Overall, there’s no doubt that the impact of finding yourself a victim of ransomware is devastating. So, what are the steps to follow if you find yourself in this situation?


What to do When You’re a Victim of a Ransomware Attack?

Step 1: Alert your local authorities.

Step 2: Contact an IT company, like ProServeIT, who specializes in ransomware and can help you navigate the tricky situations you’re going to come across as you try and regain your data.

Step 3: Shut down the infected computer and disconnect it from the network, so it doesn’t infect other computers in your organization.

Step 4: Decide if you’re going to pay the ransom.

Consider if you’ve got all your data backed up elsewhere. If you do, don’t pay the ransom, and instead, fail over to your backup system, or use the data from the last back-up and start over. If you follow this route, make sure that you protect your new data so the hackers can’t encrypt this data, too. If needed, an IT company can help you put up stronger defenses.

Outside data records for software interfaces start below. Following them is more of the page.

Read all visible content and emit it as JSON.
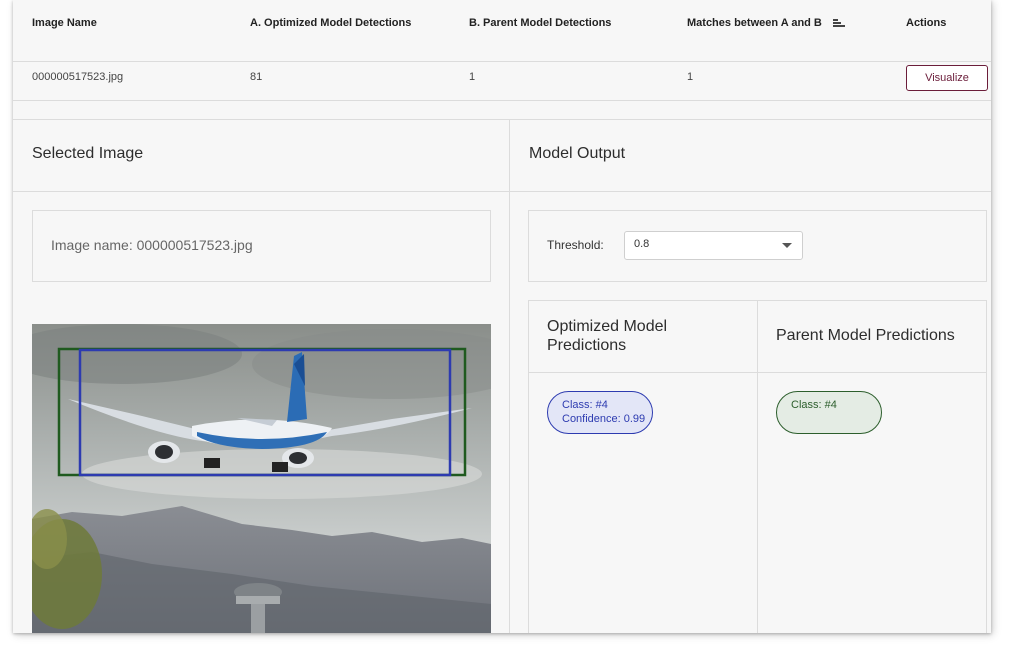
{
  "table": {
    "columns": [
      "Image Name",
      "A. Optimized Model Detections",
      "B. Parent Model Detections",
      "Matches between A and B",
      "Actions"
    ],
    "row": {
      "image_name": "000000517523.jpg",
      "optimized_detections": "81",
      "parent_detections": "1",
      "matches": "1",
      "action_label": "Visualize"
    }
  },
  "selected_image": {
    "title": "Selected Image",
    "name_text": "Image name: 000000517523.jpg"
  },
  "model_output": {
    "title": "Model Output",
    "threshold_label": "Threshold:",
    "threshold_value": "0.8",
    "optimized_title": "Optimized Model Predictions",
    "parent_title": "Parent Model Predictions",
    "optimized_chip": {
      "class": "Class: #4",
      "confidence": "Confidence: 0.99"
    },
    "parent_chip": {
      "class": "Class: #4"
    }
  },
  "colors": {
    "accent": "#6b1d3a",
    "optimized_box": "#2d3bb0",
    "parent_box": "#1f5a1f"
  }
}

If you do decide to pay the ransom, remember that Bitcoin takes 3-4 business days to purchase, so it’ll take some time to acquire. It should be noted that paying the ransom is not often recommended by experts, because there is a high likelihood that the hackers may not give you the decryption key, or they could lock you out again in the future and demand more money.

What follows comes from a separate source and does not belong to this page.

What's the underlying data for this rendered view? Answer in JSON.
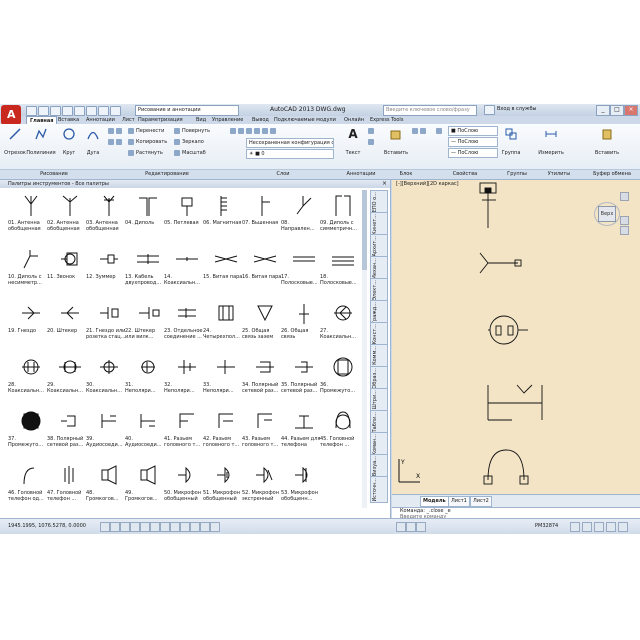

Step 5: Invest in tools and technology that can prevent this in the future.

As a Microsoft Gold partner, ProServeIT knows that Microsoft takes security very seriously. They invest over $1 billion every year on keeping their infrastructure secure, and they’re constantly researching new ways to make their products better at keeping your organization safe from ransomware, other malware or viruses. For instance, Office 365 has a number of native security features built in, like Multi-Factor Authentication and Advanced Threat Protection, which are often available as a part of the license you choose.

Need some help deciding what’s the best route to take to protect yourself from ransomware? Talk to ProServeIT today and our experts can advise you on your technical options.

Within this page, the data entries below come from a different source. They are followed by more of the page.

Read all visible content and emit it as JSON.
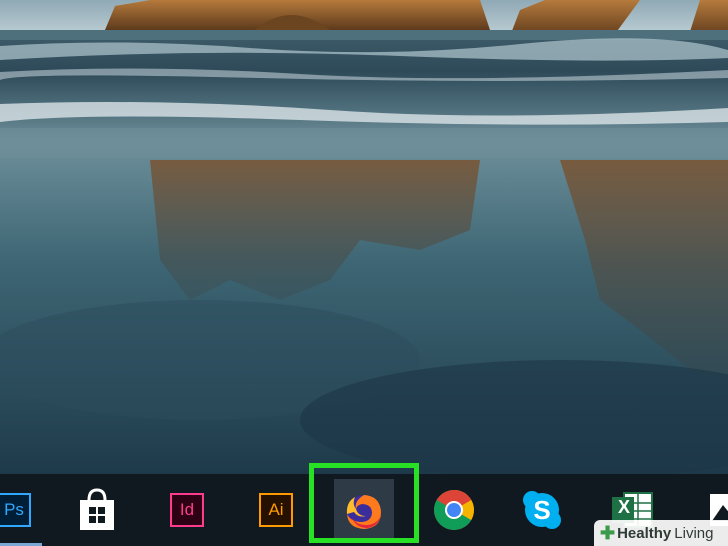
{
  "wallpaper": {
    "name": "beach-with-rock-arches"
  },
  "taskbar": {
    "items": [
      {
        "name": "photoshop",
        "label": "Ps",
        "color": "#31a8ff"
      },
      {
        "name": "store",
        "icon": "shopping-bag-icon",
        "color": "#ffffff"
      },
      {
        "name": "indesign",
        "label": "Id",
        "color": "#ff3b8d"
      },
      {
        "name": "illustrator",
        "label": "Ai",
        "color": "#ff9a00"
      },
      {
        "name": "firefox",
        "icon": "firefox-icon",
        "active": true
      },
      {
        "name": "chrome",
        "icon": "chrome-icon"
      },
      {
        "name": "skype",
        "icon": "skype-icon",
        "color": "#00aff0"
      },
      {
        "name": "excel",
        "label": "X",
        "color": "#1e7145"
      },
      {
        "name": "photos",
        "icon": "picture-icon"
      }
    ],
    "highlight_color": "#28e024"
  },
  "watermark": {
    "brand_a": "Healthy",
    "brand_b": "Living"
  }
}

Tom’s Story Isn’t Fictional – We’ve Seen Firsthand the Impact of Ransomware!

Tom’s story is a true story, taken from one of ProServeIT’s clients who requested that we keep their name out of this article. “Tom” is based off a real CEO, whose 30-person company was recently targeted by a ransomware attack. Tom called ProServeIT in a panic because he lived the scenario that we described above. He didn’t know how to buy Bitcoin, he didn’t know what to do to recover his files, and he was desperate to save his business.

ProServeIT walked Tom through the process of purchasing Bitcoin to pay the ransom. Then, after Tom’s files were unlocked, we went to work in Tom’s server environment. Our experts did a thorough cleaning of all malicious activity that was found, then we added additional hardware and software security (like firewalls, anti-malware and anti-virus) in place to further reduce the risk of exposure.

Tom has spent close to $100,000 to recover from this ransomware attack to date, and there are more financial implications that he‘s facing. It’s quite likely that he’ll be looking at $250,000 in costs when all’s said and done. And, while significant to him and his business, Tom’s costs are just a drop in the bucket for the global recovery landscape; global ransomware costs in 2017 exceeded $5 billion USD.


Don’t Let Ransomware Take Over – We Can Help!

Have you been a victim of ransomware in the past and want to make sure you’re protected going forward? Our experts can provide you with customized guidance and suggestions. Want to prevent this from happening to you in the first place? We can assist with that, too!

Whether you need backup solutions, disaster recovery solutions, or just some ideas on how to protect your organization, ProServeIT is here to help. Whatever it takes to help protect your organization from ransomware attacks, ProServeIT has the experience. Contact us today!


Published by ProServeIT August 30, 2018